– whether he has a significance threshold – if he discerns/identifies (aka judges) the things that are more relevant than others. often relevant as people have to deal with being contacted about things that may be outside his jurisdiction, in which he must possess the judgment to forward the message to another person P2 who holds jurisdiction over how to deal with the message
– basic time management/ability to prioritize. while this is also highly dependent on a not-easily-malleable self-control, judgment is often just as important, if not more important
– propensity of not getting into trouble
– knowing when to act, when not to act, and when to act to a limited extent while contacting others who may be more qualified to act in the case. this is similar to “knowing what you know and knowing what you don’t know”. or self-awareness
– quickly identifying situations before they arise and setting up the situation’s environment in a way such that one is well-prepared to deal with it later even if one runs into obstacles or if one isn’t able to focus as well on the problem for whatever reason. e.g. realizing that one may have times when one has attention lapses and trying to set up the problem in a way such that one can solve it with near-perfect accuracy even when one is tired/groggy/has attention lapses. or being prepared if the object breaks or if one needs more time than originally thought
– resistance to common cognitive biases (list on wiki)
– having a good sense of “effectiveness” (or having a good sense of predicting the outcome of the action and of how predicting the limitations of one’s predictions) and of how “effectiveness” can change if one acts earlier or later
– performing all of the above without “unreasonable” amounts of dependence on others, and without investing “unreasonable” amounts of time

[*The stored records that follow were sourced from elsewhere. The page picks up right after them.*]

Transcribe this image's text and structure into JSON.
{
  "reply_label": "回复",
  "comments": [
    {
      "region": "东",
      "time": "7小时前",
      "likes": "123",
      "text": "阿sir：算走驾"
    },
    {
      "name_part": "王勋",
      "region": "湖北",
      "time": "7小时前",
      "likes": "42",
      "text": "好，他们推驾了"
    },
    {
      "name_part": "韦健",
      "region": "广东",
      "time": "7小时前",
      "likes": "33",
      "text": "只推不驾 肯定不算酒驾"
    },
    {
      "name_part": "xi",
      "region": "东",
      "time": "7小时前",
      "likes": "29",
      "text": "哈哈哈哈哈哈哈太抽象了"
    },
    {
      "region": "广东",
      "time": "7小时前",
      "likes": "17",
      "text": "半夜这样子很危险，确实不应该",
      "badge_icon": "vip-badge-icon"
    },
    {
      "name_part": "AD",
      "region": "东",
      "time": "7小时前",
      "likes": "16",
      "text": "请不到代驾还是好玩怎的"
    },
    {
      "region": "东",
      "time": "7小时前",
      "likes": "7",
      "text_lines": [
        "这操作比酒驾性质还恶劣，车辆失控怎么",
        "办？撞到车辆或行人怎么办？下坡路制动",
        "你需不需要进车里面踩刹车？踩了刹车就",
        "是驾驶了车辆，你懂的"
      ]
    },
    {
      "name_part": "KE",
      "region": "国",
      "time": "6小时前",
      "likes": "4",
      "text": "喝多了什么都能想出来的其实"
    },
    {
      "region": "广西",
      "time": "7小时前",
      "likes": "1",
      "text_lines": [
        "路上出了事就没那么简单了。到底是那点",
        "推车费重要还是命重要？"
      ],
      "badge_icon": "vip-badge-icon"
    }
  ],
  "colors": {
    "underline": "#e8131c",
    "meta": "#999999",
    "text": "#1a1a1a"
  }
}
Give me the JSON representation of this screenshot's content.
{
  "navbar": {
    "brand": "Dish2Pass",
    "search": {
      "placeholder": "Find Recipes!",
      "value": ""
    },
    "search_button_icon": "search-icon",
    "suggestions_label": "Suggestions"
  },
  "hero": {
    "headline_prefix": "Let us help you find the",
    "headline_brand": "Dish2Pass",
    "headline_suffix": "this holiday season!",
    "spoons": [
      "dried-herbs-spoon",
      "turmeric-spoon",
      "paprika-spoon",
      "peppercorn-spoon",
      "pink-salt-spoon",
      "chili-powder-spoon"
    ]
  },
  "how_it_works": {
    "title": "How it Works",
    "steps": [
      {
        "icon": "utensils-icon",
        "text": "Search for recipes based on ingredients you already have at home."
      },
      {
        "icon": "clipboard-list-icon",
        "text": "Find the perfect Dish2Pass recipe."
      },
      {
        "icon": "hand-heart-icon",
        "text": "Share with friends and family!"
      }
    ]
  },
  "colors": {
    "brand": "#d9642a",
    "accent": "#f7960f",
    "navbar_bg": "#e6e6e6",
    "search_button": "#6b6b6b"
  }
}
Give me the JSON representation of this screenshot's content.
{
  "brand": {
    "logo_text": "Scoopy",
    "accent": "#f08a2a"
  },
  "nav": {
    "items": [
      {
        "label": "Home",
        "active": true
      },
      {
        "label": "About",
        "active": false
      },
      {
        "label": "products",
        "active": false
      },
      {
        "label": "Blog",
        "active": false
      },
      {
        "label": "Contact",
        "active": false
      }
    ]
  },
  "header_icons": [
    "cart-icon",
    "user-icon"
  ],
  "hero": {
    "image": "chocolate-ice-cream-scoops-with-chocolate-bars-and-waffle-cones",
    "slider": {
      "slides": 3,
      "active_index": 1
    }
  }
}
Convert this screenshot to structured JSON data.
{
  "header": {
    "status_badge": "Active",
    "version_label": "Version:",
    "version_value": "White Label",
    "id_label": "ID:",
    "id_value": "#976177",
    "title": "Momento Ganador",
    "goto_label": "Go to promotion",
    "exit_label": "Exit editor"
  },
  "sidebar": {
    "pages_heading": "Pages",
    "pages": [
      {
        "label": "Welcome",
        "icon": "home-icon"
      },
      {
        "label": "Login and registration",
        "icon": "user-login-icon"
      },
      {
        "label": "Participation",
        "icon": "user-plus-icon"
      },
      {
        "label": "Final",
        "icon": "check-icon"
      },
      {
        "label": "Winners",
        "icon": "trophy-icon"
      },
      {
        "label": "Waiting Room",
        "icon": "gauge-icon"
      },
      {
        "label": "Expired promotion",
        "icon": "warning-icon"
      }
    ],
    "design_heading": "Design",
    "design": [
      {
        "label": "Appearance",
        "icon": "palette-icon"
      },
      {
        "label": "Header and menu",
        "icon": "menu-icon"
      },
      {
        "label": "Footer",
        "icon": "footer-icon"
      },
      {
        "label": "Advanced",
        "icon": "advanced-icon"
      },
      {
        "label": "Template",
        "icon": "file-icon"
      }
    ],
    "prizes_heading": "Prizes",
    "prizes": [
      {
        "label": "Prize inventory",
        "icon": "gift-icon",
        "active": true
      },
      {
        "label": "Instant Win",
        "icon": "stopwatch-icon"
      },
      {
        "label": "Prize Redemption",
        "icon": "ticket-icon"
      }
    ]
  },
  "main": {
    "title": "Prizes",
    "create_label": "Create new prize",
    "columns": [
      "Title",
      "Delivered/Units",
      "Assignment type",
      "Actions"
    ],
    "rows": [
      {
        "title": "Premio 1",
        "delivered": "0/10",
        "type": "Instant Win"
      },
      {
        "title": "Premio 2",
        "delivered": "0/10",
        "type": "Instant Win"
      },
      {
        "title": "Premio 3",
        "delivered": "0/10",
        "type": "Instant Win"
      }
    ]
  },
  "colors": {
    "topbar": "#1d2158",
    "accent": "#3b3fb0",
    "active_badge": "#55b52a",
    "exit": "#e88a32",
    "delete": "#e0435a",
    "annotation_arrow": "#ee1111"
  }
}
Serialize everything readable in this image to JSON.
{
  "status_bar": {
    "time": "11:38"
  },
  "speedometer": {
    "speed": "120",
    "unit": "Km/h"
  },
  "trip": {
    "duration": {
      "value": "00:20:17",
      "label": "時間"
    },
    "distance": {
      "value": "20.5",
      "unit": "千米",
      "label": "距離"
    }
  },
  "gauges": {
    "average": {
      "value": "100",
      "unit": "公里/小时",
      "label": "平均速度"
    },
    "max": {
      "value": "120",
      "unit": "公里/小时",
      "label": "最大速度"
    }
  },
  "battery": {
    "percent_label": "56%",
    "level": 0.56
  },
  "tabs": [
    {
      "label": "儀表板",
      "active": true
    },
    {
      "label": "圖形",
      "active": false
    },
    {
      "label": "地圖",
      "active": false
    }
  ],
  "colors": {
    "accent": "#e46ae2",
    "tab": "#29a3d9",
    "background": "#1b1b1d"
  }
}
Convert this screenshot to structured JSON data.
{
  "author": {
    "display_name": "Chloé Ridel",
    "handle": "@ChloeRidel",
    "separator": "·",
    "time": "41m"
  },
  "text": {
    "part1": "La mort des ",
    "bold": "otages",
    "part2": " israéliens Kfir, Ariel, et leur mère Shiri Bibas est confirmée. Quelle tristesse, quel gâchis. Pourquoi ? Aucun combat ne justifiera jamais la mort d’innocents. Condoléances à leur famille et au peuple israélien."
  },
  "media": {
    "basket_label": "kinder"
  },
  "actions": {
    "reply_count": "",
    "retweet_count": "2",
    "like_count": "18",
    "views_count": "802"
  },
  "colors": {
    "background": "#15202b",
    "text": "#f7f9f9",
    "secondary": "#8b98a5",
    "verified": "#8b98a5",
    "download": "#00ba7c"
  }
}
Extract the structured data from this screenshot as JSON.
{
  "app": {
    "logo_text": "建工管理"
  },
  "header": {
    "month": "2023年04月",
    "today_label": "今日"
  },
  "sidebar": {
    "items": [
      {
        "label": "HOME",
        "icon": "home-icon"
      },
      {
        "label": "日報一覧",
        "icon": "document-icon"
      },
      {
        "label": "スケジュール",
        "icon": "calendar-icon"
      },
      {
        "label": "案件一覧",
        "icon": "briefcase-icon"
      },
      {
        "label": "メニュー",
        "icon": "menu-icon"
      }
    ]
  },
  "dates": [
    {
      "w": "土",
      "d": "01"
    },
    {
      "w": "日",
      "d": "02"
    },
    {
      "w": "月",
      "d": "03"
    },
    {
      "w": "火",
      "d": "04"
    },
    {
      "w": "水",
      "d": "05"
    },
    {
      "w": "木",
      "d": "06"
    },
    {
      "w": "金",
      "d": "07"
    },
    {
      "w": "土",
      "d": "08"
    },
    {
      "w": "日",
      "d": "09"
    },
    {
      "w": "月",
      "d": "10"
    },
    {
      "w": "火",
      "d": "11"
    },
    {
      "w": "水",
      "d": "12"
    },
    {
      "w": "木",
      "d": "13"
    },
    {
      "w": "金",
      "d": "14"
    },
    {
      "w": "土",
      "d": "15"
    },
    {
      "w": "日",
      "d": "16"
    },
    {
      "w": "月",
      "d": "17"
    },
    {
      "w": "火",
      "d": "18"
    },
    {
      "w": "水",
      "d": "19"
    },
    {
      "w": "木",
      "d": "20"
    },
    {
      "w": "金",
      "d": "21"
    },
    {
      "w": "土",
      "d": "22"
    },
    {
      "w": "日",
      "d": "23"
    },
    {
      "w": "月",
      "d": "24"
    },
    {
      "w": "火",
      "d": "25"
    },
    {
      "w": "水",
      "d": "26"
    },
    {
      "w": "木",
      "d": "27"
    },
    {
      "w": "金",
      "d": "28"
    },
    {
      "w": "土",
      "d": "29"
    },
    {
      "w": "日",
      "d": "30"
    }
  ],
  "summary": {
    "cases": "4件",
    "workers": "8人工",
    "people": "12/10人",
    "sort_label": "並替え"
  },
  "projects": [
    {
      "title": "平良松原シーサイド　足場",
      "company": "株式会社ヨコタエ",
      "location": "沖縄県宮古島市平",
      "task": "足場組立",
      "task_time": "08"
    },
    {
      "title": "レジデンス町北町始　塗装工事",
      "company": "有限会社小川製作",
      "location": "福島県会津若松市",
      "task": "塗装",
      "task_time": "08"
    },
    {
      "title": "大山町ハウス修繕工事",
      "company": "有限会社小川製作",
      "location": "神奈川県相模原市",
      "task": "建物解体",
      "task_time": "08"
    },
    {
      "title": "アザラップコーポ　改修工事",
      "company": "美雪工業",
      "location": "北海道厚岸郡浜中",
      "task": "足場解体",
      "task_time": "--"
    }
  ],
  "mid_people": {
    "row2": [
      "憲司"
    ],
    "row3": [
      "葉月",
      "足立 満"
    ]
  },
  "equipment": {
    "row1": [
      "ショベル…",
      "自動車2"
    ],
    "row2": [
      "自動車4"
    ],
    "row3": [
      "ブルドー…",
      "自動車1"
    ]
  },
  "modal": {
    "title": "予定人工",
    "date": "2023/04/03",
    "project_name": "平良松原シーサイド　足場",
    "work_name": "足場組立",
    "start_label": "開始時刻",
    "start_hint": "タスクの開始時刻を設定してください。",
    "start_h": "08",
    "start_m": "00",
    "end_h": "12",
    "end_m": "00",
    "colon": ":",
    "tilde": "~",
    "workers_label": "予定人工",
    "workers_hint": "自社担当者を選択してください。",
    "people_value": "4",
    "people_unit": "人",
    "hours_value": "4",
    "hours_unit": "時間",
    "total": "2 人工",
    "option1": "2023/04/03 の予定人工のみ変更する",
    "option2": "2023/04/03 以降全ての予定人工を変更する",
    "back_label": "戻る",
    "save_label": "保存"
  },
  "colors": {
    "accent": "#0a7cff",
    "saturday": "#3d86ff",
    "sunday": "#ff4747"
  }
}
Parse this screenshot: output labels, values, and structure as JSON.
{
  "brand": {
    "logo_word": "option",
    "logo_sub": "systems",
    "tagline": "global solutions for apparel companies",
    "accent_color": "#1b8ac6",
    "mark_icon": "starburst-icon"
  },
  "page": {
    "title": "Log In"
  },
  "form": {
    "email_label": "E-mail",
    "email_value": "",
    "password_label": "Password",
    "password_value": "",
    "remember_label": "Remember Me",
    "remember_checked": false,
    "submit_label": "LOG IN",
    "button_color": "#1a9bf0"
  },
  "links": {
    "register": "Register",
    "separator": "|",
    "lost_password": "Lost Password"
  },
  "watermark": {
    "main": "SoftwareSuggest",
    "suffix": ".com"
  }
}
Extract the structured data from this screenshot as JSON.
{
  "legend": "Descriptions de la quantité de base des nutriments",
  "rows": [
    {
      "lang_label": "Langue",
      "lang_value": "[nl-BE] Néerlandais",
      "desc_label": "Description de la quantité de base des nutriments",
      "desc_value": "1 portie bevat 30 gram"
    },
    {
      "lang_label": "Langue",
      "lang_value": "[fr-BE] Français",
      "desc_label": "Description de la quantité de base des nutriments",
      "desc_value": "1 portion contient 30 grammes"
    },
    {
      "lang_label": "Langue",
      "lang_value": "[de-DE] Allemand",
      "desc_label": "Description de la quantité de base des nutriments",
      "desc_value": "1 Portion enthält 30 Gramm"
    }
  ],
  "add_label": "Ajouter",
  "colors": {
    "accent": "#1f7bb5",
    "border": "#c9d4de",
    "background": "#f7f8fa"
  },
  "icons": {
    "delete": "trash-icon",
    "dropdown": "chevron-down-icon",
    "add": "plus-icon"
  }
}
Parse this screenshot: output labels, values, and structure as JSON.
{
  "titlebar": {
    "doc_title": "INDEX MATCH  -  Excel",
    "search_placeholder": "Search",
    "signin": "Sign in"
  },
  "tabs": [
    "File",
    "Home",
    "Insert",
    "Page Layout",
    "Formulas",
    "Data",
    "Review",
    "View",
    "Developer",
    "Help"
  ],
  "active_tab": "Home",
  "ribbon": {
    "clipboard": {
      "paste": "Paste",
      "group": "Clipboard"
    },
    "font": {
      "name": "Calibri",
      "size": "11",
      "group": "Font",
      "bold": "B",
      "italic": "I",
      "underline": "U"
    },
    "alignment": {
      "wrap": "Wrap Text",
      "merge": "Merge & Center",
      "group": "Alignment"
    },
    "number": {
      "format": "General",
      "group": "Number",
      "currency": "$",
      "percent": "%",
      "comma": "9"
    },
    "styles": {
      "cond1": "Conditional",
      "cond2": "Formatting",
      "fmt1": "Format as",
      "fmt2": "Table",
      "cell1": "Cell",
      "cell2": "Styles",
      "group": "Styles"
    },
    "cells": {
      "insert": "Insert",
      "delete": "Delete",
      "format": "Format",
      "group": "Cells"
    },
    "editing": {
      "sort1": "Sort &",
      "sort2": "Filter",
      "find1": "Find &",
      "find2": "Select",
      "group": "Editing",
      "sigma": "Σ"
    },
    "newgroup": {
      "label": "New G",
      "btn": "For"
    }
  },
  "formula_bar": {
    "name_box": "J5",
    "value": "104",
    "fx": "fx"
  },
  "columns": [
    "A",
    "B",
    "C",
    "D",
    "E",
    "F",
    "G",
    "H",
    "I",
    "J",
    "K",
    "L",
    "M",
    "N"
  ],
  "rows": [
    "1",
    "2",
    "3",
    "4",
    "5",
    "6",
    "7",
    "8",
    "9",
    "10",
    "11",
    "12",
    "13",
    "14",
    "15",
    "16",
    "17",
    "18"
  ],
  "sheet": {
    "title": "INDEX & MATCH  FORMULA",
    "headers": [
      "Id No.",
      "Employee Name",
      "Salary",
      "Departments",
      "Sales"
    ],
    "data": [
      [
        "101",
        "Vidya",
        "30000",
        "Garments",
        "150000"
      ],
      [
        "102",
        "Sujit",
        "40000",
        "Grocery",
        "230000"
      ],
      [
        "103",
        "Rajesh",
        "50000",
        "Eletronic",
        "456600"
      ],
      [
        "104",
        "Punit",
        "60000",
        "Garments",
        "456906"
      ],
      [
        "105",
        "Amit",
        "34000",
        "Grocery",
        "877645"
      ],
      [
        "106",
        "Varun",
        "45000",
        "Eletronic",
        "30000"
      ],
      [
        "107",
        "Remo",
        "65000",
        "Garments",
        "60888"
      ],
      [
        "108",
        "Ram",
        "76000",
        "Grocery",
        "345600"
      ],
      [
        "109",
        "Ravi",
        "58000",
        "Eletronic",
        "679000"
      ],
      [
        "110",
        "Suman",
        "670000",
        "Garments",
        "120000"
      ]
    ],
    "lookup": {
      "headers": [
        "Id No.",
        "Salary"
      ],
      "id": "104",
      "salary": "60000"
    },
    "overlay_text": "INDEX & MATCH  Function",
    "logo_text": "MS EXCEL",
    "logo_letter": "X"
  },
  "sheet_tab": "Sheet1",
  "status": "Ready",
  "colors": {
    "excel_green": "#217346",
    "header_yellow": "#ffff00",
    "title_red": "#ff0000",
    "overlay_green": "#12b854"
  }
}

May 21, 2010, 3:48 am
Filed under: Uncategorized

i guess empathy attempts really do count as conscious empathy. you may mis-guess a person’s perspective, but it makes you more inclined to really appreciate a person’s perspective. but it also shows the other person that you really do care. because most people don’t even try to be empathetic.

there’s conscious empathy and subconscious empathy. the subconscious empathy is naturally feeling what the other person is feeling (this is what the aspie has trouble in). but with conscious empathy, the aspie has no trouble.